* [PROBLEM REQUIREMENTS] Reproduce the records below in their entirety, character for character.

== Segment start ==

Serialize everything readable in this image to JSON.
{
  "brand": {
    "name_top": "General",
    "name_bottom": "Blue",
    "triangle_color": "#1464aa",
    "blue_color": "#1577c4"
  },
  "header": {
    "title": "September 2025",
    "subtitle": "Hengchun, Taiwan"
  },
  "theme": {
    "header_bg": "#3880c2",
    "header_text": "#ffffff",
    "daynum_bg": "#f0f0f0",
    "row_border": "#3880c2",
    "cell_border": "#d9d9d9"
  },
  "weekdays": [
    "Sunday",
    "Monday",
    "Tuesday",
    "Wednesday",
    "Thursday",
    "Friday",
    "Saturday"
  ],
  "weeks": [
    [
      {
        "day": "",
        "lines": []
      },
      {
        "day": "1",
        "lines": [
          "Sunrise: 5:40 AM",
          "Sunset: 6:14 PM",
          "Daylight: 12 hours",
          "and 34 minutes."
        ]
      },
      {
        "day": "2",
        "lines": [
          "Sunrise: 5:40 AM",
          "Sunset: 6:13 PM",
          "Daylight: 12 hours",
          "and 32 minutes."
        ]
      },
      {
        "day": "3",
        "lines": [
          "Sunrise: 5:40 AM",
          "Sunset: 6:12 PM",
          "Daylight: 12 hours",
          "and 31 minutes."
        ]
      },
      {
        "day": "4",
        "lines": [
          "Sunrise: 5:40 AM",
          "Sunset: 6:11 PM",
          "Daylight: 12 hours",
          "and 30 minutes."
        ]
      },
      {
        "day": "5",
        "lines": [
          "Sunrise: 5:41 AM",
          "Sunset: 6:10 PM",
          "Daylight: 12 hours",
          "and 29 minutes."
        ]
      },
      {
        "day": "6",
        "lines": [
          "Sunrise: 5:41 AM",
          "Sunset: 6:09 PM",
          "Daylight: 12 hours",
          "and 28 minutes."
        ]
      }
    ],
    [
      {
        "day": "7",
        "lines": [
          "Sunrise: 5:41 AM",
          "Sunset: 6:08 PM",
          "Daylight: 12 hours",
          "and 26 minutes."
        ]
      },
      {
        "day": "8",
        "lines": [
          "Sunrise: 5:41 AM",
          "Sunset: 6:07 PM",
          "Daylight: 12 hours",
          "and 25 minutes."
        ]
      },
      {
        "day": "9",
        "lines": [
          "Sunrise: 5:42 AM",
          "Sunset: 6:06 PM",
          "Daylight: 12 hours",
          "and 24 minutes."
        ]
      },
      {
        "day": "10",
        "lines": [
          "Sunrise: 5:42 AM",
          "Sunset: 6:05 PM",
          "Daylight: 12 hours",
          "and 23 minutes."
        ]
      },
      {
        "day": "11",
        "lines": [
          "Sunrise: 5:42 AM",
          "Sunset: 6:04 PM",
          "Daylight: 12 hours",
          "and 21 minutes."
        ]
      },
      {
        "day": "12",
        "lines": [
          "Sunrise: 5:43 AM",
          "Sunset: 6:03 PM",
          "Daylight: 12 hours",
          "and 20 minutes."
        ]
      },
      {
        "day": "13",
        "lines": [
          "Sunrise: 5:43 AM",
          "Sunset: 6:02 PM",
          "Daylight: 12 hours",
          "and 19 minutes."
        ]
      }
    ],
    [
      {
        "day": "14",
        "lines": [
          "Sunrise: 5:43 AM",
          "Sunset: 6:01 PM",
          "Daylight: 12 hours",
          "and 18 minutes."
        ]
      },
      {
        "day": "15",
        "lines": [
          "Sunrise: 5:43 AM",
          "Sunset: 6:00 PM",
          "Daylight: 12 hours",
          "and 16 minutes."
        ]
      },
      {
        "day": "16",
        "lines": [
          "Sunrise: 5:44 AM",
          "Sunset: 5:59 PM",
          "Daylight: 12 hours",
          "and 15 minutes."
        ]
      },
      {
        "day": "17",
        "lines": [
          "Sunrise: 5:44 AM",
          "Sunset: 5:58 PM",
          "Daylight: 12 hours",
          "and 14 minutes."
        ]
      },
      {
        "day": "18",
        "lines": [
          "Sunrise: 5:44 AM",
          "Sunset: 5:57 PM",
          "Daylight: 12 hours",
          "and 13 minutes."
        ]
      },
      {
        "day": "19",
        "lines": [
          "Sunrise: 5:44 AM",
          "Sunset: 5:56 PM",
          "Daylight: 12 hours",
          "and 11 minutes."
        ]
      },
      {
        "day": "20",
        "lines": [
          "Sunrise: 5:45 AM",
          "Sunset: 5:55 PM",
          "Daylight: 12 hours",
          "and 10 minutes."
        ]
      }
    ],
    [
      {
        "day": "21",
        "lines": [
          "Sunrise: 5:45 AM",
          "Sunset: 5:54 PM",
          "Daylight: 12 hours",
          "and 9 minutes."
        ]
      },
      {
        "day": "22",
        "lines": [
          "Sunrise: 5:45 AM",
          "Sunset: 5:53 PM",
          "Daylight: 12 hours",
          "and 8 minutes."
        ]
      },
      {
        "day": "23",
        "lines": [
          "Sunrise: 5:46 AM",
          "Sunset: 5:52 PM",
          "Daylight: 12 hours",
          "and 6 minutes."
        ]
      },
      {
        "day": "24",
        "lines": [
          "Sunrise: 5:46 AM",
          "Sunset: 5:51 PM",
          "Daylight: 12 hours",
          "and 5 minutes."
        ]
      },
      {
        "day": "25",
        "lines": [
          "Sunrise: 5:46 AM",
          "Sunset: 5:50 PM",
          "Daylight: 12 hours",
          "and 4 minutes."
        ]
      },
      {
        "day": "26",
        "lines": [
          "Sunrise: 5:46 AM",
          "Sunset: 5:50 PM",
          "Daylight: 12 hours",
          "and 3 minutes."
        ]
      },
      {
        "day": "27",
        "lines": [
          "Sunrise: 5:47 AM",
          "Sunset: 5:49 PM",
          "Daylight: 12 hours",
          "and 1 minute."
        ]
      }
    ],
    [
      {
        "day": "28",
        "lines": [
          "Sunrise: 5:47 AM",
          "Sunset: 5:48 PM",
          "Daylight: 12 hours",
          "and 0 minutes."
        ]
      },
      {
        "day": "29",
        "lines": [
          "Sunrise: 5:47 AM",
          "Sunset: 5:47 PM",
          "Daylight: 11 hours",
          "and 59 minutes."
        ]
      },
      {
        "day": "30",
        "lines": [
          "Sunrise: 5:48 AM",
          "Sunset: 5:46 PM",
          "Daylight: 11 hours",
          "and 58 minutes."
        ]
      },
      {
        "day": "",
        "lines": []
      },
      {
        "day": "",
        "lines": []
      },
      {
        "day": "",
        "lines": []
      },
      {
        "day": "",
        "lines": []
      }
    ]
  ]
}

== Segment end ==

* [EXERCISE RESPONSE]
Serialize everything readable in this image to JSON.
{
  "brand": {
    "name_top": "General",
    "name_bottom": "Blue",
    "triangle_color": "#1464aa",
    "blue_color": "#1577c4"
  },
  "header": {
    "title": "September 2025",
    "subtitle": "Hengchun, Taiwan"
  },
  "theme": {
    "header_bg": "#3880c2",
    "header_text": "#ffffff",
    "daynum_bg": "#f0f0f0",
    "row_border": "#3880c2",
    "cell_border": "#d9d9d9"
  },
  "weekdays": [
    "Sunday",
    "Monday",
    "Tuesday",
    "Wednesday",
    "Thursday",
    "Friday",
    "Saturday"
  ],
  "weeks": [
    [
      {
        "day": "",
        "lines": []
      },
      {
        "day": "1",
        "lines": [
          "Sunrise: 5:40 AM",
          "Sunset: 6:14 PM",
          "Daylight: 12 hours",
          "and 34 minutes."
        ]
      },
      {
        "day": "2",
        "lines": [
          "Sunrise: 5:40 AM",
          "Sunset: 6:13 PM",
          "Daylight: 12 hours",
          "and 32 minutes."
        ]
      },
      {
        "day": "3",
        "lines": [
          "Sunrise: 5:40 AM",
          "Sunset: 6:12 PM",
          "Daylight: 12 hours",
          "and 31 minutes."
        ]
      },
      {
        "day": "4",
        "lines": [
          "Sunrise: 5:40 AM",
          "Sunset: 6:11 PM",
          "Daylight: 12 hours",
          "and 30 minutes."
        ]
      },
      {
        "day": "5",
        "lines": [
          "Sunrise: 5:41 AM",
          "Sunset: 6:10 PM",
          "Daylight: 12 hours",
          "and 29 minutes."
        ]
      },
      {
        "day": "6",
        "lines": [
          "Sunrise: 5:41 AM",
          "Sunset: 6:09 PM",
          "Daylight: 12 hours",
          "and 28 minutes."
        ]
      }
    ],
    [
      {
        "day": "7",
        "lines": [
          "Sunrise: 5:41 AM",
          "Sunset: 6:08 PM",
          "Daylight: 12 hours",
          "and 26 minutes."
        ]
      },
      {
        "day": "8",
        "lines": [
          "Sunrise: 5:41 AM",
          "Sunset: 6:07 PM",
          "Daylight: 12 hours",
          "and 25 minutes."
        ]
      },
      {
        "day": "9",
        "lines": [
          "Sunrise: 5:42 AM",
          "Sunset: 6:06 PM",
          "Daylight: 12 hours",
          "and 24 minutes."
        ]
      },
      {
        "day": "10",
        "lines": [
          "Sunrise: 5:42 AM",
          "Sunset: 6:05 PM",
          "Daylight: 12 hours",
          "and 23 minutes."
        ]
      },
      {
        "day": "11",
        "lines": [
          "Sunrise: 5:42 AM",
          "Sunset: 6:04 PM",
          "Daylight: 12 hours",
          "and 21 minutes."
        ]
      },
      {
        "day": "12",
        "lines": [
          "Sunrise: 5:43 AM",
          "Sunset: 6:03 PM",
          "Daylight: 12 hours",
          "and 20 minutes."
        ]
      },
      {
        "day": "13",
        "lines": [
          "Sunrise: 5:43 AM",
          "Sunset: 6:02 PM",
          "Daylight: 12 hours",
          "and 19 minutes."
        ]
      }
    ],
    [
      {
        "day": "14",
        "lines": [
          "Sunrise: 5:43 AM",
          "Sunset: 6:01 PM",
          "Daylight: 12 hours",
          "and 18 minutes."
        ]
      },
      {
        "day": "15",
        "lines": [
          "Sunrise: 5:43 AM",
          "Sunset: 6:00 PM",
          "Daylight: 12 hours",
          "and 16 minutes."
        ]
      },
      {
        "day": "16",
        "lines": [
          "Sunrise: 5:44 AM",
          "Sunset: 5:59 PM",
          "Daylight: 12 hours",
          "and 15 minutes."
        ]
      },
      {
        "day": "17",
        "lines": [
          "Sunrise: 5:44 AM",
          "Sunset: 5:58 PM",
          "Daylight: 12 hours",
          "and 14 minutes."
        ]
      },
      {
        "day": "18",
        "lines": [
          "Sunrise: 5:44 AM",
          "Sunset: 5:57 PM",
          "Daylight: 12 hours",
          "and 13 minutes."
        ]
      },
      {
        "day": "19",
        "lines": [
          "Sunrise: 5:44 AM",
          "Sunset: 5:56 PM",
          "Daylight: 12 hours",
          "and 11 minutes."
        ]
      },
      {
        "day": "20",
        "lines": [
          "Sunrise: 5:45 AM",
          "Sunset: 5:55 PM",
          "Daylight: 12 hours",
          "and 10 minutes."
        ]
      }
    ],
    [
      {
        "day": "21",
        "lines": [
          "Sunrise: 5:45 AM",
          "Sunset: 5:54 PM",
          "Daylight: 12 hours",
          "and 9 minutes."
        ]
      },
      {
        "day": "22",
        "lines": [
          "Sunrise: 5:45 AM",
          "Sunset: 5:53 PM",
          "Daylight: 12 hours",
          "and 8 minutes."
        ]
      },
      {
        "day": "23",
        "lines": [
          "Sunrise: 5:46 AM",
          "Sunset: 5:52 PM",
          "Daylight: 12 hours",
          "and 6 minutes."
        ]
      },
      {
        "day": "24",
        "lines": [
          "Sunrise: 5:46 AM",
          "Sunset: 5:51 PM",
          "Daylight: 12 hours",
          "and 5 minutes."
        ]
      },
      {
        "day": "25",
        "lines": [
          "Sunrise: 5:46 AM",
          "Sunset: 5:50 PM",
          "Daylight: 12 hours",
          "and 4 minutes."
        ]
      },
      {
        "day": "26",
        "lines": [
          "Sunrise: 5:46 AM",
          "Sunset: 5:50 PM",
          "Daylight: 12 hours",
          "and 3 minutes."
        ]
      },
      {
        "day": "27",
        "lines": [
          "Sunrise: 5:47 AM",
          "Sunset: 5:49 PM",
          "Daylight: 12 hours",
          "and 1 minute."
        ]
      }
    ],
    [
      {
        "day": "28",
        "lines": [
          "Sunrise: 5:47 AM",
          "Sunset: 5:48 PM",
          "Daylight: 12 hours",
          "and 0 minutes."
        ]
      },
      {
        "day": "29",
        "lines": [
          "Sunrise: 5:47 AM",
          "Sunset: 5:47 PM",
          "Daylight: 11 hours",
          "and 59 minutes."
        ]
      },
      {
        "day": "30",
        "lines": [
          "Sunrise: 5:48 AM",
          "Sunset: 5:46 PM",
          "Daylight: 11 hours",
          "and 58 minutes."
        ]
      },
      {
        "day": "",
        "lines": []
      },
      {
        "day": "",
        "lines": []
      },
      {
        "day": "",
        "lines": []
      },
      {
        "day": "",
        "lines": []
      }
    ]
  ]
}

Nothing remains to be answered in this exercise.